## [Exercise aim]
Every line below that holds the string "this" should be copied.

(Records from a dataset)
BEGIN
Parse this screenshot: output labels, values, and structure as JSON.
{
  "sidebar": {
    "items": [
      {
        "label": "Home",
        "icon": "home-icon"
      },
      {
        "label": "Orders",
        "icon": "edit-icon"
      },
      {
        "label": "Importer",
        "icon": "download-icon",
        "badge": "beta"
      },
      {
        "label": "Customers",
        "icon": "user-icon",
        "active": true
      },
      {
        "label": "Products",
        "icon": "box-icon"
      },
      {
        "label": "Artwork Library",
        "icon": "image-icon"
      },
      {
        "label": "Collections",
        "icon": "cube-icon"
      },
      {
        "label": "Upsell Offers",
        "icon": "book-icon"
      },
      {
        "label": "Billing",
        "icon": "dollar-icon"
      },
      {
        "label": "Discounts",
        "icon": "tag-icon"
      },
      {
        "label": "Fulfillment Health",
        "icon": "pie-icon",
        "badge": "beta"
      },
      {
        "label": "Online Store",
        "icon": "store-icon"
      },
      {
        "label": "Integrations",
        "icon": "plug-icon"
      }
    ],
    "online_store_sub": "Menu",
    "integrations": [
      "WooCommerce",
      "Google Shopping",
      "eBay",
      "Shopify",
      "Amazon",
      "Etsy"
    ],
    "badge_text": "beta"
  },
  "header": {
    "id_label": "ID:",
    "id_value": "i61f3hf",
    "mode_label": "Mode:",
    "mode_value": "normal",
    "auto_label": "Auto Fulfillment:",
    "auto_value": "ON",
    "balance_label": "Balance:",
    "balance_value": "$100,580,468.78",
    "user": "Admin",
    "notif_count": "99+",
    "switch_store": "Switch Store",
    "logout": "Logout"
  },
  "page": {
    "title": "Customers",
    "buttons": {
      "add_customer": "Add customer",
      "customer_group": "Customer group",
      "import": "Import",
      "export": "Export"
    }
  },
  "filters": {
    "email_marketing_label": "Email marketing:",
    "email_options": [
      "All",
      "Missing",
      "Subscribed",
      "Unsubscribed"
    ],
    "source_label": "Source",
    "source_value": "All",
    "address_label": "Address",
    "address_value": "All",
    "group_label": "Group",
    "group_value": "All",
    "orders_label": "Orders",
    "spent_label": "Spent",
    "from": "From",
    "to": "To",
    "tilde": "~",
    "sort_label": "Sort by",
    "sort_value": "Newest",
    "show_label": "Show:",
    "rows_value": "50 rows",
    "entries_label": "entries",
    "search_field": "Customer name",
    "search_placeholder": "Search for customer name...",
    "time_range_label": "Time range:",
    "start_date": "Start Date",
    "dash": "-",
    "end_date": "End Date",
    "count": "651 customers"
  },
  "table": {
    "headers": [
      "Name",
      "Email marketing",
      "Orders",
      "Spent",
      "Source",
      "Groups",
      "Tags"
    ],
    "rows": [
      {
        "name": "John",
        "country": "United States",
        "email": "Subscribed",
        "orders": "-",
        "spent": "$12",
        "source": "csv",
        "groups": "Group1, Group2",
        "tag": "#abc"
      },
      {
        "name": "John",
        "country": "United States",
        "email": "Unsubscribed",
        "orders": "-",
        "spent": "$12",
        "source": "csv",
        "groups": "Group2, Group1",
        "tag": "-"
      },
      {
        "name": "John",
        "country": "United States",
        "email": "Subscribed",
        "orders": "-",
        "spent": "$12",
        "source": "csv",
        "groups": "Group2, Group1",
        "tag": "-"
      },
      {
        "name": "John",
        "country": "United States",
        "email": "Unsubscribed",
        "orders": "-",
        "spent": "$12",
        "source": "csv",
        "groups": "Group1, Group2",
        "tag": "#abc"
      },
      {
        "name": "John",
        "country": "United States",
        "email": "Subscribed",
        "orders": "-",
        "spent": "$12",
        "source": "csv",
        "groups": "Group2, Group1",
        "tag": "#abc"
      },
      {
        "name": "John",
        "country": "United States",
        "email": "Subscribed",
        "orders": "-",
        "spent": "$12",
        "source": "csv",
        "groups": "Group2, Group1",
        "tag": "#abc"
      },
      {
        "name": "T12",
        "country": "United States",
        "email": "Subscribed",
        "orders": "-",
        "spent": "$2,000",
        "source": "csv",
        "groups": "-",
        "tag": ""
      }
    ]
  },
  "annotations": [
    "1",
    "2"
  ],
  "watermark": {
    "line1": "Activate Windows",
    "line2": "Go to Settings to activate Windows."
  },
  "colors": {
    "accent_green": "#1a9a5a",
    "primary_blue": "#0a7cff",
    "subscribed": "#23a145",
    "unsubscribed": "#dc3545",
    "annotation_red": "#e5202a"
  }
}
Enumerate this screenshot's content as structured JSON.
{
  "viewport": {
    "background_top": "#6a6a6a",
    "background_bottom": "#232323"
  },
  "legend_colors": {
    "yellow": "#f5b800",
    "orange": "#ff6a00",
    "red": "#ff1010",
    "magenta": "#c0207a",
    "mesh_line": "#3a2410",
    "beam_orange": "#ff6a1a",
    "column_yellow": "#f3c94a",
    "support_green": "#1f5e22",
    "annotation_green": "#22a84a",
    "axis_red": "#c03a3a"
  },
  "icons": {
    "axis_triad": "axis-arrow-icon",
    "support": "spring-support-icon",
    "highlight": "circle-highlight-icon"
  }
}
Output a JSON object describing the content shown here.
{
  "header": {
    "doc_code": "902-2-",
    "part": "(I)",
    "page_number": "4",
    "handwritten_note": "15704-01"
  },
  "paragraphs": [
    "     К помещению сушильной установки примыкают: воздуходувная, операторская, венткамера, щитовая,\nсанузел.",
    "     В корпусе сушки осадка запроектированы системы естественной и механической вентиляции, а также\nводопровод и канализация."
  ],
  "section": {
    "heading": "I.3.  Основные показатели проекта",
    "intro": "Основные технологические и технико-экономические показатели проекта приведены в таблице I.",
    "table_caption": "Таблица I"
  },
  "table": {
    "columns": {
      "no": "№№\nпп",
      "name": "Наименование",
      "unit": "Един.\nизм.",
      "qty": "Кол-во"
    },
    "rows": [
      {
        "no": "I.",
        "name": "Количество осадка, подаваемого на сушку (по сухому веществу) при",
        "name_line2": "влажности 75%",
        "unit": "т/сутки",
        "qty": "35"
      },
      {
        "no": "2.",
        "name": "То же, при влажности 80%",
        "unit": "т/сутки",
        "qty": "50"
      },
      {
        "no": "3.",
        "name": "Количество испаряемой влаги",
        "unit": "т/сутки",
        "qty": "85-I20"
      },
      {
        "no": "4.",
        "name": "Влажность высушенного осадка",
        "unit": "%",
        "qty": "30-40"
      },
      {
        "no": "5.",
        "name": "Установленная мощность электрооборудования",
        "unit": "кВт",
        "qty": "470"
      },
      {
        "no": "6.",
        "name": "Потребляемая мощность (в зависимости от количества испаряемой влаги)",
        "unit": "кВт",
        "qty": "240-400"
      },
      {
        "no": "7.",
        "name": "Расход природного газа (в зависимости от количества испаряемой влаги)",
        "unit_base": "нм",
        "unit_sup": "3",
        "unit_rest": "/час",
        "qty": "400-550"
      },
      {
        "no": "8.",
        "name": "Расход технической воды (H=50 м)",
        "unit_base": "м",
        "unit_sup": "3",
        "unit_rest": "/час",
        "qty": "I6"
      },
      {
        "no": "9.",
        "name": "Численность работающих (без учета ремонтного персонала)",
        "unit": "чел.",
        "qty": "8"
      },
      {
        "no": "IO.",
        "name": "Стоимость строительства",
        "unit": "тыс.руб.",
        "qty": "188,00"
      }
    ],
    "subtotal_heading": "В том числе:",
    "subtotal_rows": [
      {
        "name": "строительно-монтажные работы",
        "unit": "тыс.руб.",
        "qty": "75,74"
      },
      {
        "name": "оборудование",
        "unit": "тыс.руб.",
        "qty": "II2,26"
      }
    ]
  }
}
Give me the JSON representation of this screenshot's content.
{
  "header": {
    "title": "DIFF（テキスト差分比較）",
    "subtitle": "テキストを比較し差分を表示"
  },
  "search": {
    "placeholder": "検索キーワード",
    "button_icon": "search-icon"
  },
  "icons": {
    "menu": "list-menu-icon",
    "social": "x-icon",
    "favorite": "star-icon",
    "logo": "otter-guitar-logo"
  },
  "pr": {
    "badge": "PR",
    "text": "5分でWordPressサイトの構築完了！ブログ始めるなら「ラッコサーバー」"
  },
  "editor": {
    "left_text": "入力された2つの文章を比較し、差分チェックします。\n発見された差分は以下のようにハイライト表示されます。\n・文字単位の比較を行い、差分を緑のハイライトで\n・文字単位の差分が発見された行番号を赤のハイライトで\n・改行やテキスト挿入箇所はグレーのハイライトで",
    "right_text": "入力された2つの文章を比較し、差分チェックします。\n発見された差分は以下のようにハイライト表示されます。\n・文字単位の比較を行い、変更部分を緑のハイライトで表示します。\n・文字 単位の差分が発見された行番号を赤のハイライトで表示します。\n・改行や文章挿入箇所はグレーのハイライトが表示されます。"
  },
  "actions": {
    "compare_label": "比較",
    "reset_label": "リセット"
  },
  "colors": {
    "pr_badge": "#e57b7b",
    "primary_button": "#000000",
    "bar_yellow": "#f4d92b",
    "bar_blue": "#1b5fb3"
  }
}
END
## [Task output]
Parse this screenshot: output labels, values, and structure as JSON.
Enumerate this screenshot's content as structured JSON.
Give me the JSON representation of this screenshot's content.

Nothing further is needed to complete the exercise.